**Exercise prompt**
The exercise asks you to copy every line below in which "girl" appears.

Segment Open

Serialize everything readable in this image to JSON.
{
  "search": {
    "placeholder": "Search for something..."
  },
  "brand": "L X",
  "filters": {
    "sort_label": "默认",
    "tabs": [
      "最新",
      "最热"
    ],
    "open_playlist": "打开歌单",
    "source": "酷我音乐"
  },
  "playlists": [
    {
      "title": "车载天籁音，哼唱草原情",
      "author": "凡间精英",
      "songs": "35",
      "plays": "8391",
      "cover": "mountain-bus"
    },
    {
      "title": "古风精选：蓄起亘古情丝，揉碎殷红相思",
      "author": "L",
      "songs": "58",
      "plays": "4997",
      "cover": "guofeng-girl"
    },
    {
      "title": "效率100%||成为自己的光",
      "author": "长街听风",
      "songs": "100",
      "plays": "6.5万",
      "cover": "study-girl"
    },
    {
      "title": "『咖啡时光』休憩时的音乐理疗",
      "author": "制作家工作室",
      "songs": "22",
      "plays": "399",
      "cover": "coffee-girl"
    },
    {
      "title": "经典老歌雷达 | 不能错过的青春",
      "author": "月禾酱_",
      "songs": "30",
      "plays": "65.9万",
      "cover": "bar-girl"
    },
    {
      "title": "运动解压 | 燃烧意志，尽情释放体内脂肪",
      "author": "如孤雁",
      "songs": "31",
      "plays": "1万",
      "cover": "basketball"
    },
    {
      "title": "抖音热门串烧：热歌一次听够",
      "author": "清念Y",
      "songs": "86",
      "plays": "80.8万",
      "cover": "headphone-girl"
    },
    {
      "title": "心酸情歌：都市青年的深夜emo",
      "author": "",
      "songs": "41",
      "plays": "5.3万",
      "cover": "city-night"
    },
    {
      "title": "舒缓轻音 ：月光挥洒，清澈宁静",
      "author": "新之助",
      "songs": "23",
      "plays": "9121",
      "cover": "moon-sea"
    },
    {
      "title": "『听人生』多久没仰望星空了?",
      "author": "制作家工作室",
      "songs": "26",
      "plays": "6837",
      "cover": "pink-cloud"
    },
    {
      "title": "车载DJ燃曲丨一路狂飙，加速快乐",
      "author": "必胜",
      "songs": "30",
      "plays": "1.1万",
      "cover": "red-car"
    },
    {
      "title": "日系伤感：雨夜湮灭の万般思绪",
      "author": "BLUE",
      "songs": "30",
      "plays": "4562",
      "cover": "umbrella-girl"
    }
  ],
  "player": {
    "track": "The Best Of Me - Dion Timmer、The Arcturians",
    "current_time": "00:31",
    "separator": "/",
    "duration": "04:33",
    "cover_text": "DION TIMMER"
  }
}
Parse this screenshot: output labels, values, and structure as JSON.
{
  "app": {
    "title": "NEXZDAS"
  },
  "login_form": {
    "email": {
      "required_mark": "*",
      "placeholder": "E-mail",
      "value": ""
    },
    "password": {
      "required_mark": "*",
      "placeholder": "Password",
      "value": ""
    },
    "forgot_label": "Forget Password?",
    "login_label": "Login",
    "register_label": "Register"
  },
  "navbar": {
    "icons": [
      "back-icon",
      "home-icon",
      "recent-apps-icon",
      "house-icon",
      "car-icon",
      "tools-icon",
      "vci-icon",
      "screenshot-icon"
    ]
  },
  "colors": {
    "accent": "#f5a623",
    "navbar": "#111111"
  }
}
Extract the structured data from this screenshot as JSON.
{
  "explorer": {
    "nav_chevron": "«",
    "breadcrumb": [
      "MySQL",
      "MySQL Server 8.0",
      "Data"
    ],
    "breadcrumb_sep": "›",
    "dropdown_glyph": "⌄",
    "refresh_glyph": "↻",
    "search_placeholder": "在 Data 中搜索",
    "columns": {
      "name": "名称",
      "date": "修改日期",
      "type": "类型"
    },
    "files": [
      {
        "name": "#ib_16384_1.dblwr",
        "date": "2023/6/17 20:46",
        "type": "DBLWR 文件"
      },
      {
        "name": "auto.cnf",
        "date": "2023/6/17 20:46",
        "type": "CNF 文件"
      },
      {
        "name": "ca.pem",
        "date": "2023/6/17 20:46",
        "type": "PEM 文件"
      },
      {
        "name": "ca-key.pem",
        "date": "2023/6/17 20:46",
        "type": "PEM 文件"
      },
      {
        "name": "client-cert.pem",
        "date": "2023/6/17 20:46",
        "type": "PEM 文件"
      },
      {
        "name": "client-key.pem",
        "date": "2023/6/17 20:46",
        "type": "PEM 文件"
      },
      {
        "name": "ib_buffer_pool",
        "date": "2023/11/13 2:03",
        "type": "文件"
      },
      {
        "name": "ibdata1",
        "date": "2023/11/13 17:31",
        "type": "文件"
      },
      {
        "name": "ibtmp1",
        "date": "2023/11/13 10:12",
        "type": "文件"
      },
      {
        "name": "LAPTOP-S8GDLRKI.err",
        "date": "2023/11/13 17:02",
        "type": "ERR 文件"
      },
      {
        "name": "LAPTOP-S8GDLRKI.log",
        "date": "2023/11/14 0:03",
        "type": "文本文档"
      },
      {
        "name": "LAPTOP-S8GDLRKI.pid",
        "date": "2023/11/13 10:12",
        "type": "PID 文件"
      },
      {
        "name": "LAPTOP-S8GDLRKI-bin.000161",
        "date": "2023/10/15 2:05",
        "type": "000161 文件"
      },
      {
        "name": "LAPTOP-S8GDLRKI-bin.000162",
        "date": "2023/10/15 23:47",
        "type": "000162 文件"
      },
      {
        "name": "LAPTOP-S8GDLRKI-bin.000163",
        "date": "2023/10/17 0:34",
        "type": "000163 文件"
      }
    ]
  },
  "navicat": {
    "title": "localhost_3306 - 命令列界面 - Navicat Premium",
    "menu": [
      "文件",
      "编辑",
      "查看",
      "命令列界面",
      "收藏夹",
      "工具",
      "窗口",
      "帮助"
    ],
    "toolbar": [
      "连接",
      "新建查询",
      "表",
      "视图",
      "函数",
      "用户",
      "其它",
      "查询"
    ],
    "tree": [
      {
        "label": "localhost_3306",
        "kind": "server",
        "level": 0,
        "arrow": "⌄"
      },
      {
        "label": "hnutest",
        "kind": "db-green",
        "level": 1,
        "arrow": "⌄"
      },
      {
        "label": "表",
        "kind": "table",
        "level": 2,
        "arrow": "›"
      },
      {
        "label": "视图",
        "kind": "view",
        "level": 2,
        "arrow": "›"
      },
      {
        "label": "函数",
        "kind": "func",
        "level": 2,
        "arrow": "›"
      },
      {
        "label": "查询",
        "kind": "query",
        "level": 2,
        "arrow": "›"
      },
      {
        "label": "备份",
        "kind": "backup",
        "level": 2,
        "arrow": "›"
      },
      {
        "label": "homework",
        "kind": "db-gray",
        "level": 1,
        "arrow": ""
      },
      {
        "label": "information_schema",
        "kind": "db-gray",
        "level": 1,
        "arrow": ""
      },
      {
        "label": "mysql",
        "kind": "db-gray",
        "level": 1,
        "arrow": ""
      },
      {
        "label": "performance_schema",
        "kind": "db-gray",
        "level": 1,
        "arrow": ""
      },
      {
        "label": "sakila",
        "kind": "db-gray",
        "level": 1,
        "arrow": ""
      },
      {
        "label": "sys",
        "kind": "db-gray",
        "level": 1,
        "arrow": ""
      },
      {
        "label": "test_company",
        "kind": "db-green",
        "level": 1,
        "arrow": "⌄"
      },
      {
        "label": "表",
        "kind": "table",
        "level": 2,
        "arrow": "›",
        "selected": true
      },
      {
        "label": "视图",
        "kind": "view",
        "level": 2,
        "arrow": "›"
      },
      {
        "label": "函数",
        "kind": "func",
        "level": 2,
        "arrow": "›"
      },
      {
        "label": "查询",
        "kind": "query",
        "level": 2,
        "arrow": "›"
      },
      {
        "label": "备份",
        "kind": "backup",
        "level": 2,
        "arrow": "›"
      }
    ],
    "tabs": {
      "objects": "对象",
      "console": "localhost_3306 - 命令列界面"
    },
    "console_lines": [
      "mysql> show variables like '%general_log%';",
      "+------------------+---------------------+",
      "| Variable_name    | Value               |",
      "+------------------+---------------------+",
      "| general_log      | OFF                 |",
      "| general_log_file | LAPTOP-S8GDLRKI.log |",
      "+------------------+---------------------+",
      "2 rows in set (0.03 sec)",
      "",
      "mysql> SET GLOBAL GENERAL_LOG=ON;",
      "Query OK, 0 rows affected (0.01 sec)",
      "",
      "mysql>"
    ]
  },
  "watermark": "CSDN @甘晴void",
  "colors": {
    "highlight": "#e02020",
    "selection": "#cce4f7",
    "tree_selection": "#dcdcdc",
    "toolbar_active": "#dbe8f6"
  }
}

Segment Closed

**Solution**
      "cover": "guofeng-girl"
      "cover": "study-girl"
      "cover": "coffee-girl"
      "cover": "bar-girl"
      "cover": "headphone-girl"
      "cover": "umbrella-girl"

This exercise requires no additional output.